PROBLEM
Repeat all the data word for word.

[Page and application data records]
Content starts

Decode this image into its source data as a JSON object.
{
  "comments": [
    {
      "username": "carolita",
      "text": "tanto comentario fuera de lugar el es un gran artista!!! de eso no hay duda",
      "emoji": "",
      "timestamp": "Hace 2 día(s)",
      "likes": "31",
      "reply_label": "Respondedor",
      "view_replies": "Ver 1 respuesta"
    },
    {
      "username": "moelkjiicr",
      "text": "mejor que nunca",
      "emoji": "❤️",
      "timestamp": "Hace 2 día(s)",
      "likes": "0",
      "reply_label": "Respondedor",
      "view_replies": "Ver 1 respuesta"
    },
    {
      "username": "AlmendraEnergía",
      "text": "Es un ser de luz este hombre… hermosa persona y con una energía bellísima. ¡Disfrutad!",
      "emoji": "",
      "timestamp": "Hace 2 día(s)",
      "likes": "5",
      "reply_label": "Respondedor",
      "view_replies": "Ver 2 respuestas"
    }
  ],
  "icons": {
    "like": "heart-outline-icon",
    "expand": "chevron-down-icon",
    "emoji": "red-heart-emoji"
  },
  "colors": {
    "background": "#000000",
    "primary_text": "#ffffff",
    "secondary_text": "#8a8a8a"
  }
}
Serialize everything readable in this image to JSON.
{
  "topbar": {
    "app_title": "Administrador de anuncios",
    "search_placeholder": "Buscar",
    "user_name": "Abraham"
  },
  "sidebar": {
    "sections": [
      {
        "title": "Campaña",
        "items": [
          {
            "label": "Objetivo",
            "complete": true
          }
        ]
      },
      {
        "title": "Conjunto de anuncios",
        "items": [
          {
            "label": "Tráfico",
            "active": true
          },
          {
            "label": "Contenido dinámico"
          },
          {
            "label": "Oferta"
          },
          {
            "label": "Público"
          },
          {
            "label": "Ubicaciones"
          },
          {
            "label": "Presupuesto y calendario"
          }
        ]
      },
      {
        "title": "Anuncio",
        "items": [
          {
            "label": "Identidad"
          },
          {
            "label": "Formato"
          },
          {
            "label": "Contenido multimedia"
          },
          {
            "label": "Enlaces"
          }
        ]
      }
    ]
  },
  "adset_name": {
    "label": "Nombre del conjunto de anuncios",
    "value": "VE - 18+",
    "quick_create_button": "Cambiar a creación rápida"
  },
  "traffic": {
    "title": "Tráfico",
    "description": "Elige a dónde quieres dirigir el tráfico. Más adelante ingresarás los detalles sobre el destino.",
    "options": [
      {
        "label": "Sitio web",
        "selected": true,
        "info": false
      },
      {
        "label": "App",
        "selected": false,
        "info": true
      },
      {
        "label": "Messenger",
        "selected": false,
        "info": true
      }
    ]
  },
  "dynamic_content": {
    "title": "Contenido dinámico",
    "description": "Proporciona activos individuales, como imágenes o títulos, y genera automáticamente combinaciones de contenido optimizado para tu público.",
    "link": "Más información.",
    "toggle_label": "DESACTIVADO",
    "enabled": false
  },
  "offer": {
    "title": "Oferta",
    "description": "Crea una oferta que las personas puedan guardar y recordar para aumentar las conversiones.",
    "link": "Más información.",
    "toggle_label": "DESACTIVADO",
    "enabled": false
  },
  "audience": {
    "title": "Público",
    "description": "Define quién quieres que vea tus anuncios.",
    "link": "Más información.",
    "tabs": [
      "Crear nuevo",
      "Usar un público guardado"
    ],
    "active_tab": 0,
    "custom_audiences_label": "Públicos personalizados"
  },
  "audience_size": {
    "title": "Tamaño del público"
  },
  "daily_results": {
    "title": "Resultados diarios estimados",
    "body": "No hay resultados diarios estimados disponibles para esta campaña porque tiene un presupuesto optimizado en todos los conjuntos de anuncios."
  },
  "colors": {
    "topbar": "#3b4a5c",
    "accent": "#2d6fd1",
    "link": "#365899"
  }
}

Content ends

EXERCISE ANSWER
Decode this image into its source data as a JSON object.
{
  "comments": [
    {
      "username": "carolita",
      "text": "tanto comentario fuera de lugar el es un gran artista!!! de eso no hay duda",
      "emoji": "",
      "timestamp": "Hace 2 día(s)",
      "likes": "31",
      "reply_label": "Respondedor",
      "view_replies": "Ver 1 respuesta"
    },
    {
      "username": "moelkjiicr",
      "text": "mejor que nunca",
      "emoji": "❤️",
      "timestamp": "Hace 2 día(s)",
      "likes": "0",
      "reply_label": "Respondedor",
      "view_replies": "Ver 1 respuesta"
    },
    {
      "username": "AlmendraEnergía",
      "text": "Es un ser de luz este hombre… hermosa persona y con una energía bellísima. ¡Disfrutad!",
      "emoji": "",
      "timestamp": "Hace 2 día(s)",
      "likes": "5",
      "reply_label": "Respondedor",
      "view_replies": "Ver 2 respuestas"
    }
  ],
  "icons": {
    "like": "heart-outline-icon",
    "expand": "chevron-down-icon",
    "emoji": "red-heart-emoji"
  },
  "colors": {
    "background": "#000000",
    "primary_text": "#ffffff",
    "secondary_text": "#8a8a8a"
  }
}
Serialize everything readable in this image to JSON.
{
  "topbar": {
    "app_title": "Administrador de anuncios",
    "search_placeholder": "Buscar",
    "user_name": "Abraham"
  },
  "sidebar": {
    "sections": [
      {
        "title": "Campaña",
        "items": [
          {
            "label": "Objetivo",
            "complete": true
          }
        ]
      },
      {
        "title": "Conjunto de anuncios",
        "items": [
          {
            "label": "Tráfico",
            "active": true
          },
          {
            "label": "Contenido dinámico"
          },
          {
            "label": "Oferta"
          },
          {
            "label": "Público"
          },
          {
            "label": "Ubicaciones"
          },
          {
            "label": "Presupuesto y calendario"
          }
        ]
      },
      {
        "title": "Anuncio",
        "items": [
          {
            "label": "Identidad"
          },
          {
            "label": "Formato"
          },
          {
            "label": "Contenido multimedia"
          },
          {
            "label": "Enlaces"
          }
        ]
      }
    ]
  },
  "adset_name": {
    "label": "Nombre del conjunto de anuncios",
    "value": "VE - 18+",
    "quick_create_button": "Cambiar a creación rápida"
  },
  "traffic": {
    "title": "Tráfico",
    "description": "Elige a dónde quieres dirigir el tráfico. Más adelante ingresarás los detalles sobre el destino.",
    "options": [
      {
        "label": "Sitio web",
        "selected": true,
        "info": false
      },
      {
        "label": "App",
        "selected": false,
        "info": true
      },
      {
        "label": "Messenger",
        "selected": false,
        "info": true
      }
    ]
  },
  "dynamic_content": {
    "title": "Contenido dinámico",
    "description": "Proporciona activos individuales, como imágenes o títulos, y genera automáticamente combinaciones de contenido optimizado para tu público.",
    "link": "Más información.",
    "toggle_label": "DESACTIVADO",
    "enabled": false
  },
  "offer": {
    "title": "Oferta",
    "description": "Crea una oferta que las personas puedan guardar y recordar para aumentar las conversiones.",
    "link": "Más información.",
    "toggle_label": "DESACTIVADO",
    "enabled": false
  },
  "audience": {
    "title": "Público",
    "description": "Define quién quieres que vea tus anuncios.",
    "link": "Más información.",
    "tabs": [
      "Crear nuevo",
      "Usar un público guardado"
    ],
    "active_tab": 0,
    "custom_audiences_label": "Públicos personalizados"
  },
  "audience_size": {
    "title": "Tamaño del público"
  },
  "daily_results": {
    "title": "Resultados diarios estimados",
    "body": "No hay resultados diarios estimados disponibles para esta campaña porque tiene un presupuesto optimizado en todos los conjuntos de anuncios."
  },
  "colors": {
    "topbar": "#3b4a5c",
    "accent": "#2d6fd1",
    "link": "#365899"
  }
}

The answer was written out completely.